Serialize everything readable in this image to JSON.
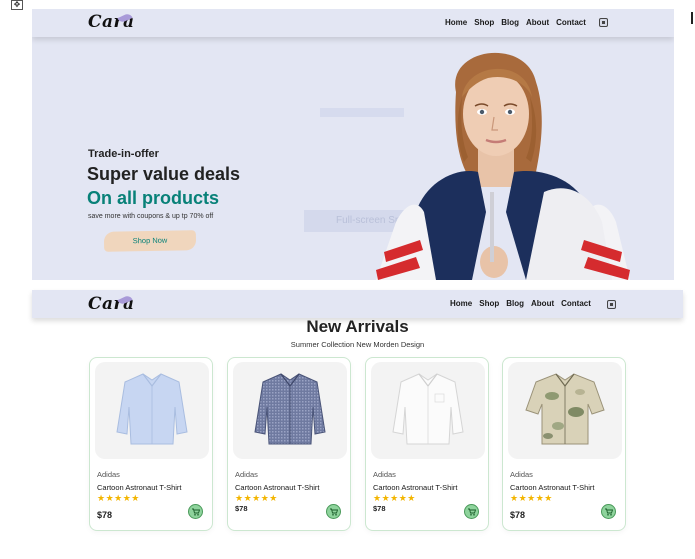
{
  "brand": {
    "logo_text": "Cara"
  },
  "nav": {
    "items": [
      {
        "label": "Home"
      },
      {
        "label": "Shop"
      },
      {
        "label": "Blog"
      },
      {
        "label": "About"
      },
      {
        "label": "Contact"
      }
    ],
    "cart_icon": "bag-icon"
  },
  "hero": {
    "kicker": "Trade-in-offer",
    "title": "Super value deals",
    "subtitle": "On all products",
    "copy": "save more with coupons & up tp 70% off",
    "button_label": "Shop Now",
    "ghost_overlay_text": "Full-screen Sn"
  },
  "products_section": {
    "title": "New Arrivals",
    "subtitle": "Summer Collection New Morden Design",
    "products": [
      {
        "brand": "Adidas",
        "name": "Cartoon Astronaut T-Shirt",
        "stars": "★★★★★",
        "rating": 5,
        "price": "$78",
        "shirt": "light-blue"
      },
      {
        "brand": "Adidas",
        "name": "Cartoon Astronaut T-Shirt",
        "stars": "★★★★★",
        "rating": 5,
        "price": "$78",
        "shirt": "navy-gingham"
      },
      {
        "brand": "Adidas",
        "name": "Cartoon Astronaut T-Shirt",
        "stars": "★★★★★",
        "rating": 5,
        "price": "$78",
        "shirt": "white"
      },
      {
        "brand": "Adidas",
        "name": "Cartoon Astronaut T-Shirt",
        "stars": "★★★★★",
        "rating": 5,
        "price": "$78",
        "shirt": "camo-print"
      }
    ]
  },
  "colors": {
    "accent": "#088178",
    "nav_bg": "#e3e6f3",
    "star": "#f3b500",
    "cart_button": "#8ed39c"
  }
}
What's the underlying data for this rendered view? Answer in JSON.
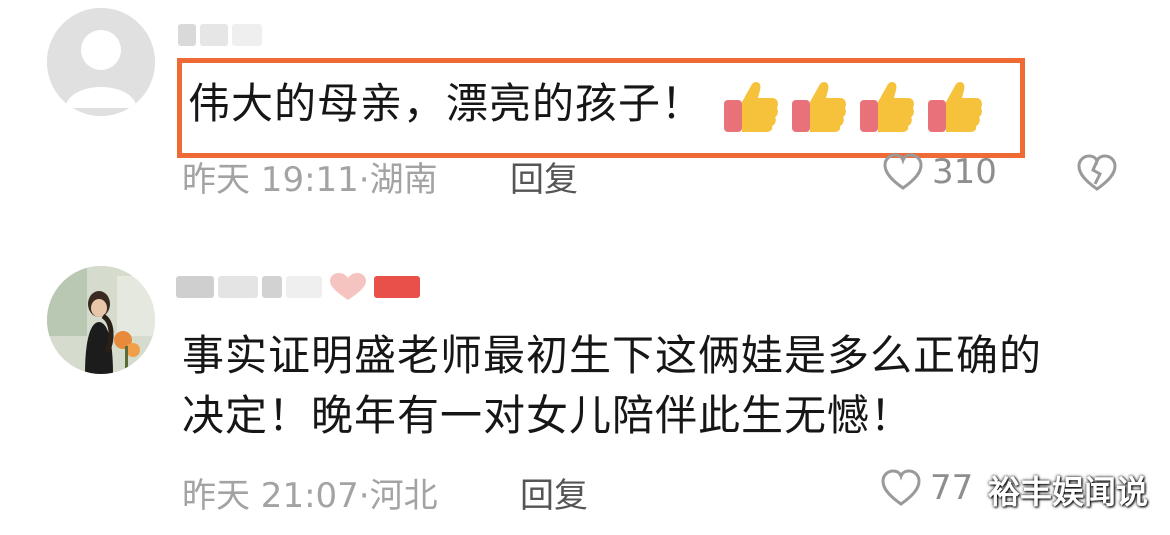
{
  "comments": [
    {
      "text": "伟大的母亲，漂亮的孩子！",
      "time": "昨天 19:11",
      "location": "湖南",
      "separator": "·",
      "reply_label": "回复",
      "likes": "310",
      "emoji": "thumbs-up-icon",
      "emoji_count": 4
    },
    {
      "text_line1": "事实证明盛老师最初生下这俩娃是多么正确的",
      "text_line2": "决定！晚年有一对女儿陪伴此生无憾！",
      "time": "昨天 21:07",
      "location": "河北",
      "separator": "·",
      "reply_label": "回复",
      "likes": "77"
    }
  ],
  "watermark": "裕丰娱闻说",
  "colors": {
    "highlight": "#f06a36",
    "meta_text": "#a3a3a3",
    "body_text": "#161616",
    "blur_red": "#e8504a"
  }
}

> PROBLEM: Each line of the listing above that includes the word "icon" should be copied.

> WRITTEN ANSWER:
    "cart_icon": "bag-icon"
      "emoji": "thumbs-up-icon",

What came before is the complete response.